That can be hard to hear as a fan though because not many teams this side of the Cleveland Browns had to wait over 1,700 days to be in sole possession of first place in their division.
It is completely understandable that fans are upset with the way the offense is running when Ryan Pace specifically hired Matt Nagy to right the ship on that side of the ball.
However, Nagy has always been insistent that it will take time to have this offense where it needs to be and he sounds certain that it will get there.
I, for one, am a believer that the offense will be a force to be reckoned with and while it may not happen against Tampa Bay or Miami one can hope that it will happen by the time the Bears play their next division opponent in the second half of the season.
While the offense has undoubtedly struggled they have shown signs of promise. So far this season the Bears have scored on 34.4 percent of their offensive drives – good for 16th overall.
In Week 1, half of the Bears’ drives ended in either a three-and-out or a failed fourth down conversion without gaining a first down. In Week 2, four out of the Bears’ 10 drives (not including the kneel down to end the game) ended without the Bears gaining a first down.
Not including the final play of the first half this week, the Bears only had three of their 10 drives end without gaining a first down, the last of which forced the Cardinals to take all three timeouts in an attempt to salvage the game.
Simply put, the Bears had a number of drives Sunday where they were moving the ball but a young quarterback just failed to get them over the hump. One 47-yard drive ended in a missed field goal after a sack that Trubisky knows he cannot take.

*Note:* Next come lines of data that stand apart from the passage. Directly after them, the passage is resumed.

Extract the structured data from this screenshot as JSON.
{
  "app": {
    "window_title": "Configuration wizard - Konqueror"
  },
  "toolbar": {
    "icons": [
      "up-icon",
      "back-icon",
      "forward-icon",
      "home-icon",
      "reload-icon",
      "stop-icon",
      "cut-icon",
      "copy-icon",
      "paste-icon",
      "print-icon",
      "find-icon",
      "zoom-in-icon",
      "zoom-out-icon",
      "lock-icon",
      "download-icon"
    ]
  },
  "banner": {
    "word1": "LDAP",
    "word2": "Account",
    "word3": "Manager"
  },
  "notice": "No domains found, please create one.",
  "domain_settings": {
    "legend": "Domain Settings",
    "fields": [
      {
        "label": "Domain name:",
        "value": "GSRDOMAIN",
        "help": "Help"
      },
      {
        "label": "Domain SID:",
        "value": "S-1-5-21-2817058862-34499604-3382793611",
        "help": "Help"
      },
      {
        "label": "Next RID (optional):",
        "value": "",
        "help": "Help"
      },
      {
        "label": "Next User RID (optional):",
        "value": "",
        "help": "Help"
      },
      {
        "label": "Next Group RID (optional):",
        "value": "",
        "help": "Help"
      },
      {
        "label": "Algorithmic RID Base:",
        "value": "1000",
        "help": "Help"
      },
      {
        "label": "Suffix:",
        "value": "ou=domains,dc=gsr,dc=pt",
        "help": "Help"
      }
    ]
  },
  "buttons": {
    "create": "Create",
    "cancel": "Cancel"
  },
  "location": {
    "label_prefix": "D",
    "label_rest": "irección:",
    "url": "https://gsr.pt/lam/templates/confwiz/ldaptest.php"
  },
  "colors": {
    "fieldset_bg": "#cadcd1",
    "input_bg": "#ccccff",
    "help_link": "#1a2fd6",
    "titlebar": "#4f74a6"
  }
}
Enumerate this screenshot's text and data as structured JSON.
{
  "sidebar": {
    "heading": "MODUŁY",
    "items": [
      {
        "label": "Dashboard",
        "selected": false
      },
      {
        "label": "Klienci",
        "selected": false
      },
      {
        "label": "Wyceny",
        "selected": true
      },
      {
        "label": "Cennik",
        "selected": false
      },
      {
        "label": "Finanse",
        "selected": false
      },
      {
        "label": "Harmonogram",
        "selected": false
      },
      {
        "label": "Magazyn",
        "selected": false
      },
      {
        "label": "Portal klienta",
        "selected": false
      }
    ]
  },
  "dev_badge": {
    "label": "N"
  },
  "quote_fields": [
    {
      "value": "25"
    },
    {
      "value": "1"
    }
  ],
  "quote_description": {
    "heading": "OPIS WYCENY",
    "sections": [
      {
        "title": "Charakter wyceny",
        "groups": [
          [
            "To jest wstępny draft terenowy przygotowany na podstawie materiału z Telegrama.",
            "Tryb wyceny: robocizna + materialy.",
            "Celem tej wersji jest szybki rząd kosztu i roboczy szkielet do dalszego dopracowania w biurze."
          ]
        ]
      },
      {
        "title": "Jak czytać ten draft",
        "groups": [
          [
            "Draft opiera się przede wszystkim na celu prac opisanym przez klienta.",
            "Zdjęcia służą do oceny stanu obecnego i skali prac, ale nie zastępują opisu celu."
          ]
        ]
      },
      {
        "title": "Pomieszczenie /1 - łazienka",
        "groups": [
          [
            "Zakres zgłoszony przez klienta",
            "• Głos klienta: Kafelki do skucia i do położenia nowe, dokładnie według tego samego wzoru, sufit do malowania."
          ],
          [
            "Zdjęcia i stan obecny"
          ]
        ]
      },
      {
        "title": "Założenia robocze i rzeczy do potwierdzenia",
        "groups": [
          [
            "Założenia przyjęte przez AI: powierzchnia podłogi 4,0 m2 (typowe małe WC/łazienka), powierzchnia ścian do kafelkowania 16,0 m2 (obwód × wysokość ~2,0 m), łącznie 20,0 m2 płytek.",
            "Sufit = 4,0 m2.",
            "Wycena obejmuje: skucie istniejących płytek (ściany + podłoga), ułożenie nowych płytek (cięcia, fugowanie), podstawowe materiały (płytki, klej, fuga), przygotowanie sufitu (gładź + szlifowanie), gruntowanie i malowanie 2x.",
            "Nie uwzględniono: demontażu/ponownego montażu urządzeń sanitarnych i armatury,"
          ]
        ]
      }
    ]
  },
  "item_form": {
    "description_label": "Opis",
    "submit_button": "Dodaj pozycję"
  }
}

Another promising drive was stalled after a chop block was called on Eric Kush and put the Bears in a very difficult first-and-25 situation.

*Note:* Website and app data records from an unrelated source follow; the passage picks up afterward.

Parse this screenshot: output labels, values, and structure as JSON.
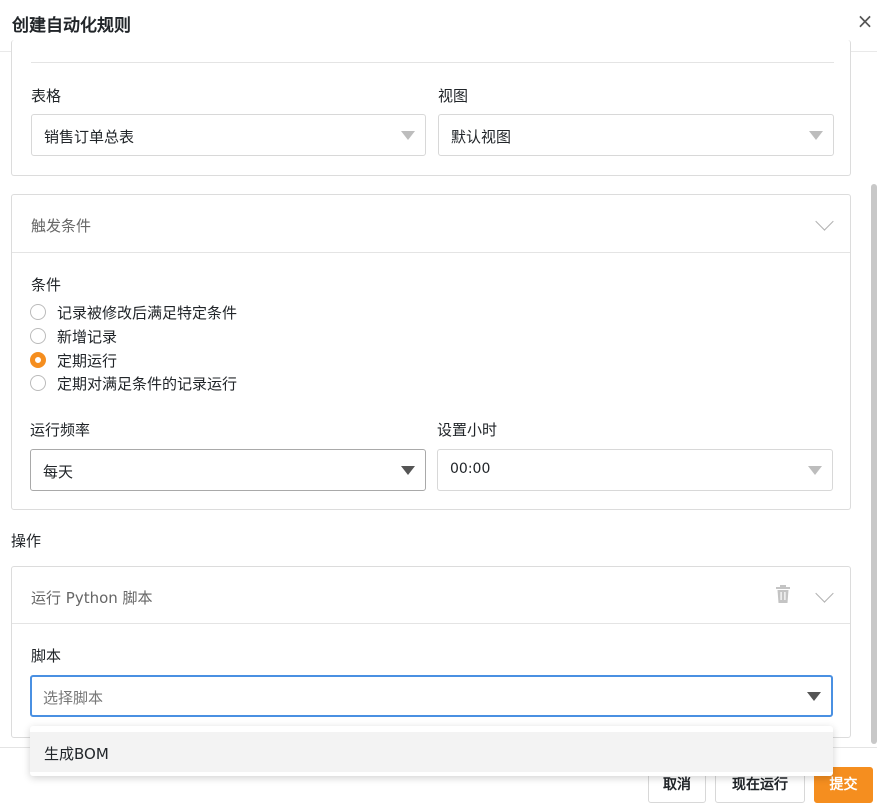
{
  "dialog": {
    "title": "创建自动化规则"
  },
  "source": {
    "table_label": "表格",
    "table_value": "销售订单总表",
    "view_label": "视图",
    "view_value": "默认视图"
  },
  "trigger": {
    "header": "触发条件",
    "condition_label": "条件",
    "options": [
      {
        "label": "记录被修改后满足特定条件",
        "checked": false
      },
      {
        "label": "新增记录",
        "checked": false
      },
      {
        "label": "定期运行",
        "checked": true
      },
      {
        "label": "定期对满足条件的记录运行",
        "checked": false
      }
    ],
    "frequency_label": "运行频率",
    "frequency_value": "每天",
    "hour_label": "设置小时",
    "hour_value": "00:00"
  },
  "actions": {
    "section_label": "操作",
    "action_header": "运行 Python 脚本",
    "script_label": "脚本",
    "script_placeholder": "选择脚本",
    "dropdown_options": [
      "生成BOM"
    ]
  },
  "footer": {
    "cancel": "取消",
    "run_now": "现在运行",
    "submit": "提交"
  },
  "colors": {
    "accent": "#f58e1f",
    "focus_border": "#4a90e2"
  }
}
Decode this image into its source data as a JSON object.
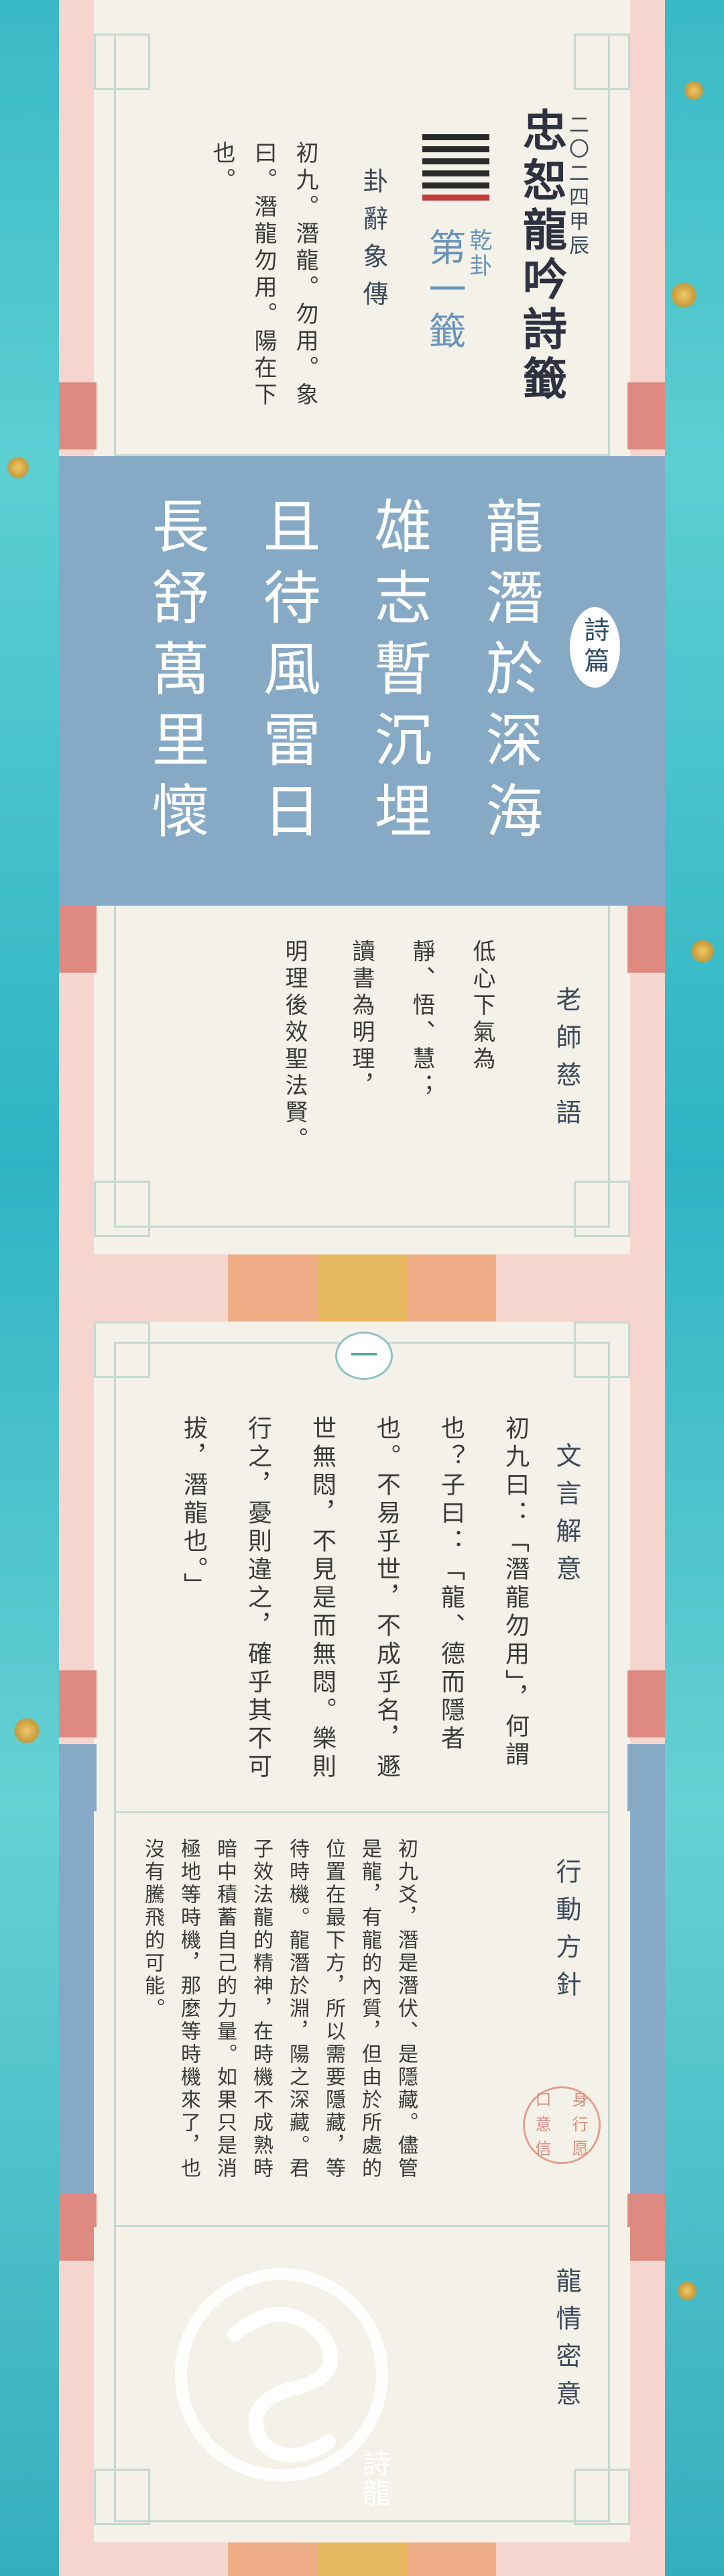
{
  "header": {
    "year": "二〇二四甲辰",
    "title": "忠恕龍吟詩籤",
    "hexagram_name": "乾卦",
    "lot_number": "第一籤",
    "section_label": "卦辭象傳",
    "text": "初九。潛龍。勿用。象曰。潛龍勿用。陽在下也。"
  },
  "poem": {
    "label": "詩篇",
    "lines": [
      "龍潛於深海",
      "雄志暫沉埋",
      "且待風雷日",
      "長舒萬里懷"
    ]
  },
  "teacher": {
    "label": "老師慈語",
    "lines": [
      "低心下氣為",
      "靜、悟、慧；",
      "讀書為明理，",
      "明理後效聖法賢。"
    ]
  },
  "wenyan": {
    "badge": "一",
    "label": "文言解意",
    "text": "初九曰：「潛龍勿用」，何謂也？子曰：「龍、德而隱者也。不易乎世，不成乎名，遯世無悶，不見是而無悶。樂則行之，憂則違之，確乎其不可拔，潛龍也。」"
  },
  "action": {
    "label": "行動方針",
    "seal": [
      "口",
      "身",
      "意",
      "行",
      "信",
      "愿"
    ],
    "text": "初九爻，潛是潛伏、是隱藏。儘管是龍，有龍的內質，但由於所處的位置在最下方，所以需要隱藏，等待時機。龍潛於淵，陽之深藏。君子效法龍的精神，在時機不成熟時暗中積蓄自己的力量。如果只是消極地等時機，那麼等時機來了，也沒有騰飛的可能。"
  },
  "love": {
    "label": "龍情密意",
    "watermark": "詩龍"
  },
  "colors": {
    "teal": "#39b9c6",
    "pink": "#f6d5cf",
    "cream": "#f3f1e8",
    "blue_band": "#86aac6",
    "coral": "#df8a80",
    "gold": "#e6b85f",
    "crown": "#a9495a"
  }
}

Another encouraging sign is how the Bears have controlled the ball.
- Week 1: 33:26
- Week 2: 34:24
- Week 3: 36:21
Truly bad offenses are not able to control the ball for that long.
We have seen it in years past far too often when a bad offense leaves a good defense vulnerable by constantly losing the time of possession battle. This is where complementary football really comes into play.

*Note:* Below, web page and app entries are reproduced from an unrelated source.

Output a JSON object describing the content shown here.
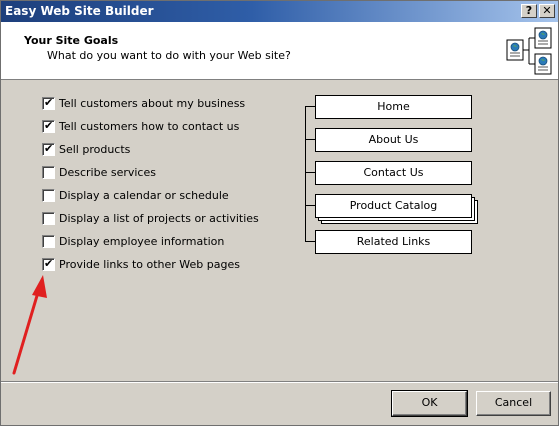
{
  "window": {
    "title": "Easy Web Site Builder",
    "help_label": "?",
    "close_label": "✕"
  },
  "header": {
    "title": "Your Site Goals",
    "subtitle": "What do you want to do with your Web site?",
    "icon": "site-pages-icon"
  },
  "goals": [
    {
      "label": "Tell customers about my business",
      "checked": true
    },
    {
      "label": "Tell customers how to contact us",
      "checked": true
    },
    {
      "label": "Sell products",
      "checked": true
    },
    {
      "label": "Describe services",
      "checked": false
    },
    {
      "label": "Display a calendar or schedule",
      "checked": false
    },
    {
      "label": "Display a list of projects or activities",
      "checked": false
    },
    {
      "label": "Display employee information",
      "checked": false
    },
    {
      "label": "Provide links to other Web pages",
      "checked": true
    }
  ],
  "site_map": {
    "pages": [
      {
        "label": "Home",
        "stacked": false
      },
      {
        "label": "About Us",
        "stacked": false
      },
      {
        "label": "Contact Us",
        "stacked": false
      },
      {
        "label": "Product Catalog",
        "stacked": true
      },
      {
        "label": "Related Links",
        "stacked": false
      }
    ]
  },
  "buttons": {
    "ok_label": "OK",
    "cancel_label": "Cancel"
  },
  "annotation": {
    "color": "#e02020"
  }
}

I maintain that the 2018 Chicago Bears offense is not necessarily a bad offense but rather a young, inexperienced offense that has failed to mesh at this point in the season.
By no means has Trubisky been good enough to fulfill Bears fans’ expectations but his own head coach, who has had struggles of his own he must learn from, has been incessant that this process will take time.
Both Trubisky and Nagy deserve time to get this right.
Check this out: In Alex Smith’s first year in the same system, he had a game where he was 14 of 31 for 128 yards with zero touchdowns against a 4-12 Oakland Raiders defense that was not very good. That was also Smith’s eighth year in the NFL … not his second.
Week 3 in the NFC North proved that no win should ever be taken for granted. The Minnesota Vikings were 17-point favorites and were utterly demolished by the Bills who looked horrible the first two weeks.
Green Bay who was two-point road favorites against the Redskins, struggled all day and lost by two touchdowns.
The Lions, who had looked dreadful, came out on Sunday night and held the Patriots to 209 total yards.
After a short week and roughly a 1,440-mile flight, the Bears came out flat. But instead of what happened against the Buccaneers in 201,7 the Bears bounced back and won a game they in which they looked awful early on.
When was the last time that happened?
An ugly win counts all the same and it just buys another week for Nagy, Trubisky, and the offense to get on the same page. Oh and this week they get to do it while in first place!